The death of more than 1,100 garment workers in Rana Plaza collapse in 2013 had shocked the world's conscience. The man-made disaster tainted the country's image abroad.
One of the easiest ways to regain the image, at least to some extent, was to deliver justice to the families of the deceased and to those who have been battling injuries.
But trials of two sensational cases filed in connection with the disaster didn't begin in the last three years, leaving the victims waiting for justice.
A case was filed against Sohel Rana, owner of Rana Plaza, and 17 others on charges of violating the building code for illegally constructing four additional floors atop the original five-storey building.
Built with substandard materials, the high-rise had structural flaws, according to the case statement.

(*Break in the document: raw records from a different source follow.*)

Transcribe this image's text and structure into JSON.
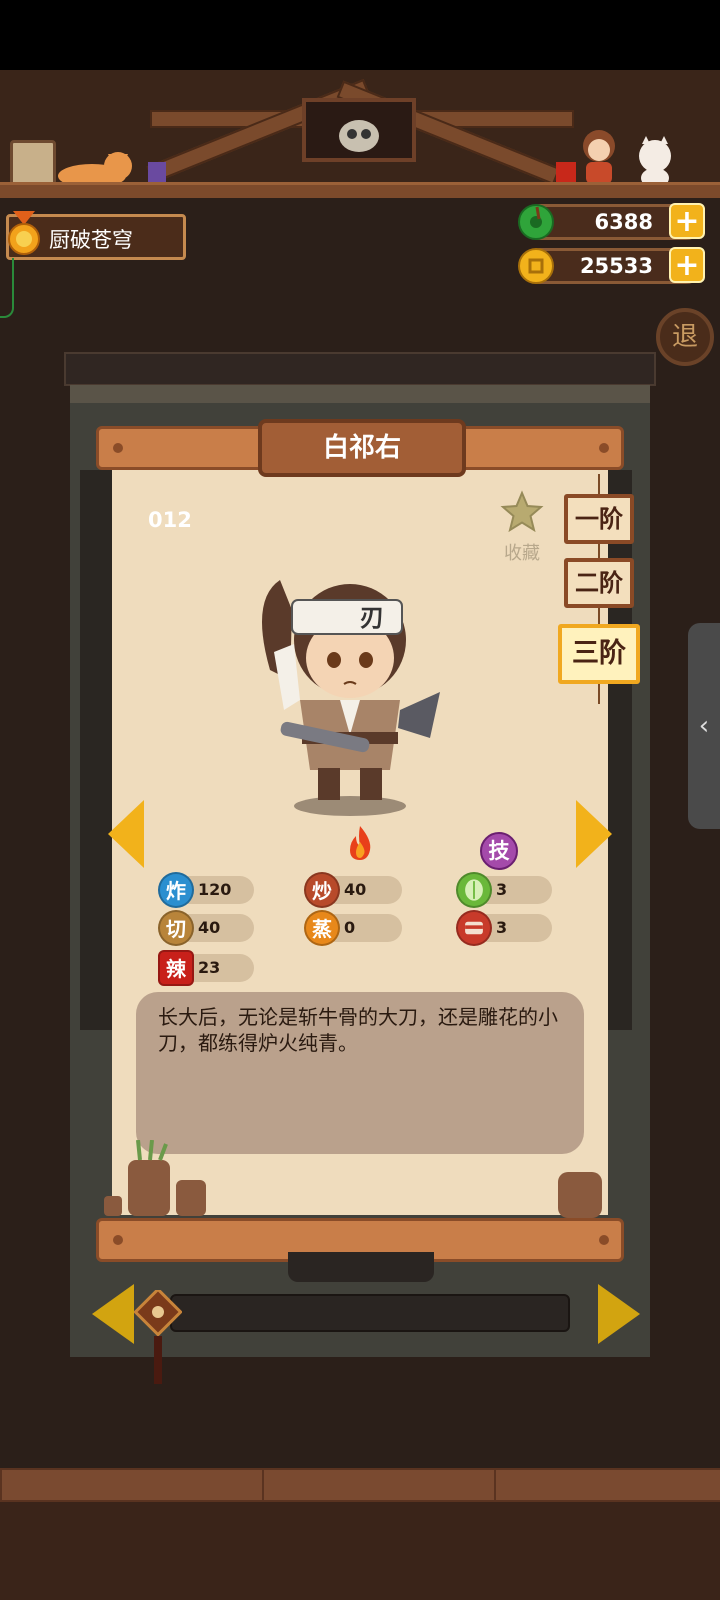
{
  "player": {
    "title": "厨破苍穹"
  },
  "currency": {
    "gems": {
      "value": "6388",
      "icon": "jade-icon",
      "color": "#2fa43a"
    },
    "coins": {
      "value": "25533",
      "icon": "coin-icon",
      "color": "#e8a820"
    }
  },
  "buttons": {
    "exit": "退",
    "plus": "+"
  },
  "character": {
    "name": "白祁右",
    "id": "012",
    "favorite_label": "收藏",
    "tiers": [
      "一阶",
      "二阶",
      "三阶"
    ],
    "active_tier": 2,
    "description": "长大后，无论是斩牛骨的大刀，还是雕花的小刀，都练得炉火纯青。"
  },
  "stats": [
    {
      "icon_text": "炸",
      "value": "120",
      "color": "#2b8fd0"
    },
    {
      "icon_text": "炒",
      "value": "40",
      "color": "#b84a2a"
    },
    {
      "icon_text": "切",
      "value": "40",
      "color": "#b8843a"
    },
    {
      "icon_text": "蒸",
      "value": "0",
      "color": "#e8881a"
    },
    {
      "icon_text": "辣",
      "value": "23",
      "color": "#c8201a"
    }
  ],
  "skills": {
    "badge": "技",
    "items": [
      {
        "icon": "cabbage-icon",
        "value": "3"
      },
      {
        "icon": "meat-icon",
        "value": "3"
      }
    ]
  }
}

The investigation officer of the case took around two years to submit the charge sheet in the case. He submitted the charge sheet in a court in June last year. The court issued arrest warrants against the accused fugitives.

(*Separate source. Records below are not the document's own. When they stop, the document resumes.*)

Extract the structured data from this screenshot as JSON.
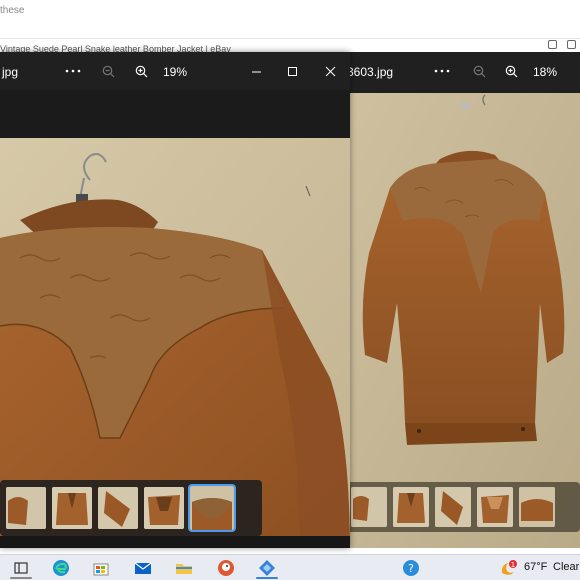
{
  "background_browser": {
    "top_text": "these",
    "tab_text": "Vintage Suede Pearl Snake leather Bomber Jacket | eBay"
  },
  "left_viewer": {
    "filename": "jpg",
    "more_icon": "more-dots-icon",
    "zoom_out_icon": "zoom-out-icon",
    "zoom_in_icon": "zoom-in-icon",
    "zoom": "19%",
    "minimize_icon": "minimize-icon",
    "maximize_icon": "maximize-icon",
    "close_icon": "close-icon",
    "thumbnails": [
      "thumb-1",
      "thumb-2",
      "thumb-3",
      "thumb-4",
      "thumb-5"
    ],
    "selected_thumbnail_index": 4
  },
  "right_viewer": {
    "filename": "3603.jpg",
    "more_icon": "more-dots-icon",
    "zoom_out_icon": "zoom-out-icon",
    "zoom_in_icon": "zoom-in-icon",
    "zoom": "18%",
    "thumbnails": [
      "thumb-1",
      "thumb-2",
      "thumb-3",
      "thumb-4",
      "thumb-5"
    ]
  },
  "taskbar": {
    "apps": [
      "task-view-icon",
      "edge-icon",
      "store-icon",
      "mail-icon",
      "explorer-icon",
      "duckduckgo-icon",
      "paint-icon"
    ],
    "tray_icon": "help-icon",
    "weather_badge": "1",
    "weather_temp": "67°F",
    "weather_condition": "Clear"
  },
  "colors": {
    "window_bg": "#202020",
    "suede": "#9a5a2a",
    "wall": "#cdbf9f",
    "taskbar": "#e8ecf2",
    "accent": "#4a9bf0"
  }
}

And since then a Dhaka court spent one year until Tuesday to frame the charges. It took police a long time to return the warrants to the court, causing the delay in charge-framing.

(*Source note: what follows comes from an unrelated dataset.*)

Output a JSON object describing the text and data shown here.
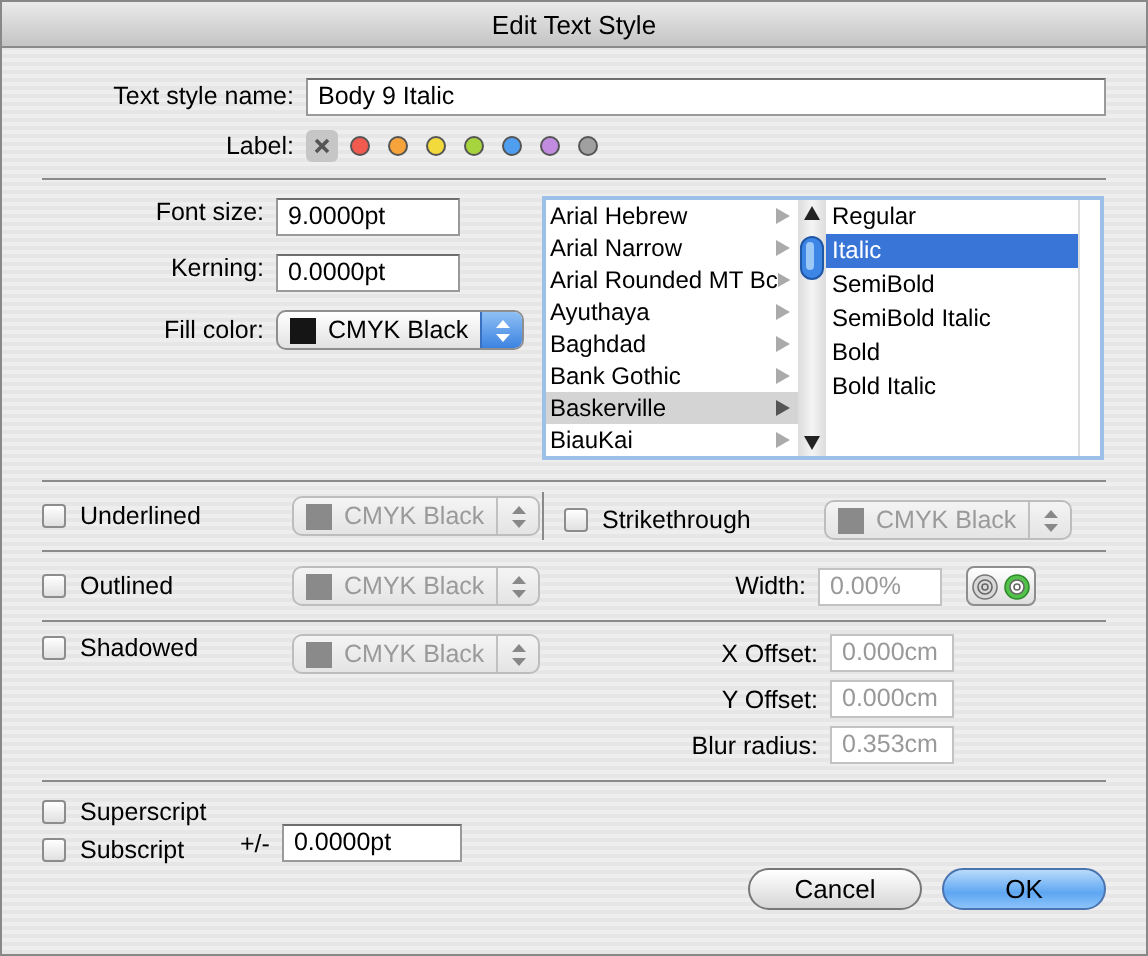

The trial of the case, as fixed by the court, will begin on August 23.
The progress in the murder case in another Dhaka court is not satisfactory. The court has fixed July 18 to hold hearing on charge framing against Rana and 40 others.
This case couldn't make much progress, mainly because of the labour ministry's stance to protect its three officials from being charged with murder.
The ministry initially didn't give permission to try the officials. The trial court on several occasions had expressed dissatisfaction at the ministry's dilly-dallying in giving permission.
Three officials -- Deputy Chief Inspector (mills & factories) Jamsedur Rahman, and inspectors (engineering) Yusuf Ali and Shahidul Islam -- were held responsible for neglecting their duties. They were legally bound to inspect the factories at Rana Plaza.
The ministry sided with the officials from the very outset. Nothing seemed to convince the ministry to change its mind. All along it made efforts to protect the three, thanks to the existing legal provision that says a court can't take cognisance of a criminal case to try government officials without prior permission from the government.
The persistent refusal by the ministry delayed the submission of the charge sheet in the murder case. The IO informed the court about the matter. Finally, the court in December last year had to use its inherent powers to include the three officials in the charge sheet.
It might take a long time to deliver justice in the cases as there are many witnesses. After the delivery of verdicts by the trial courts, the convicts would file appeals with the High Court against their convictions.
They would also be exercising their right to file appeals with the Appellate Division of the Supreme Court if they wanted to. This would take more time to complete the trial.
If the accused are found guilty of flouting the building code, they might be sentenced to maximum seven years behind bars each.
The long delay in beginning the trial has already generated the fear that the victims would be deprived of justice. This fear would be getting stronger due to the culture of impunity. The aphorism -- justice delayed, justice denied -- has been popular in Bangladesh, thanks to the culture of impunity.
And the role of the labour ministry is also condemnable. The ministry has proved that it is for the officials, not for the poverty-stricken workers. This attitude mocks the ministry's vision and mission to work for the workers' welfare.
It seems the death of over 1,100 garment workers failed to shake the conscience of the labour ministry high-ups. Such an inaction and inertia in a $25b money-spinning sector is unpalatable.